TO DO
Where the string "ざぶとん亭風流企画" occurs in a line of the entries below, copy that line.

-=-=-

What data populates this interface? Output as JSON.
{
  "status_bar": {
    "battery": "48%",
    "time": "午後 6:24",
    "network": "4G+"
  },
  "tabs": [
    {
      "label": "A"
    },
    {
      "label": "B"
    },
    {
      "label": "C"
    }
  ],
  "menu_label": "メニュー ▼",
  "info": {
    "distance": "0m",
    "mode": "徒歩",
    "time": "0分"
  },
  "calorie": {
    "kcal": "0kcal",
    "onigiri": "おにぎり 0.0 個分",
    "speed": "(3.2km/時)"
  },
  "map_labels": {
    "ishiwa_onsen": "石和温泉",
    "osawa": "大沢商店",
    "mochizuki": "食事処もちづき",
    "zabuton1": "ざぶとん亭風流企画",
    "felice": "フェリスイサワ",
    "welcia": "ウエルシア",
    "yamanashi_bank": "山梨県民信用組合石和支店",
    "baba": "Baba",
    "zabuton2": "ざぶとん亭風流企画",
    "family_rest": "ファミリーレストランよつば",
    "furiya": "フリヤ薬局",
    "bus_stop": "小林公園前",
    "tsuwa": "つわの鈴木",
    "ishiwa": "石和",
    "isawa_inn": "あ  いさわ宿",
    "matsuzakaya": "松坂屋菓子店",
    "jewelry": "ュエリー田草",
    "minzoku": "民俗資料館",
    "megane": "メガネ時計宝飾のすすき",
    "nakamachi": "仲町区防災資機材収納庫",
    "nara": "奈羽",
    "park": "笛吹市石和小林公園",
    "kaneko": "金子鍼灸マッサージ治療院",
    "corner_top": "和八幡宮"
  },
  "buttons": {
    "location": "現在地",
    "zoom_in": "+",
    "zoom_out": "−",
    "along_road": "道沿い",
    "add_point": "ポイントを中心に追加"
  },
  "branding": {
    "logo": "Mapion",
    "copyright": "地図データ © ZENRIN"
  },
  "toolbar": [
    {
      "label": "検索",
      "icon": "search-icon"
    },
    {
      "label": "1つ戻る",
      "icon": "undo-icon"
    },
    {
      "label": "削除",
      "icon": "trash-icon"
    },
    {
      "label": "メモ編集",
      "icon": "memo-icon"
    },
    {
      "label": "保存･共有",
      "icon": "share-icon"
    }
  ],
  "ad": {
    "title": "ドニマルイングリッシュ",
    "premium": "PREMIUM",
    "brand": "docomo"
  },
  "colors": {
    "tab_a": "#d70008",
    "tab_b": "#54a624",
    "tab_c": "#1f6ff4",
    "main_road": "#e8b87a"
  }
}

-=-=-

EXERCISE SOLUTION
    "zabuton1": "ざぶとん亭風流企画",
    "zabuton2": "ざぶとん亭風流企画",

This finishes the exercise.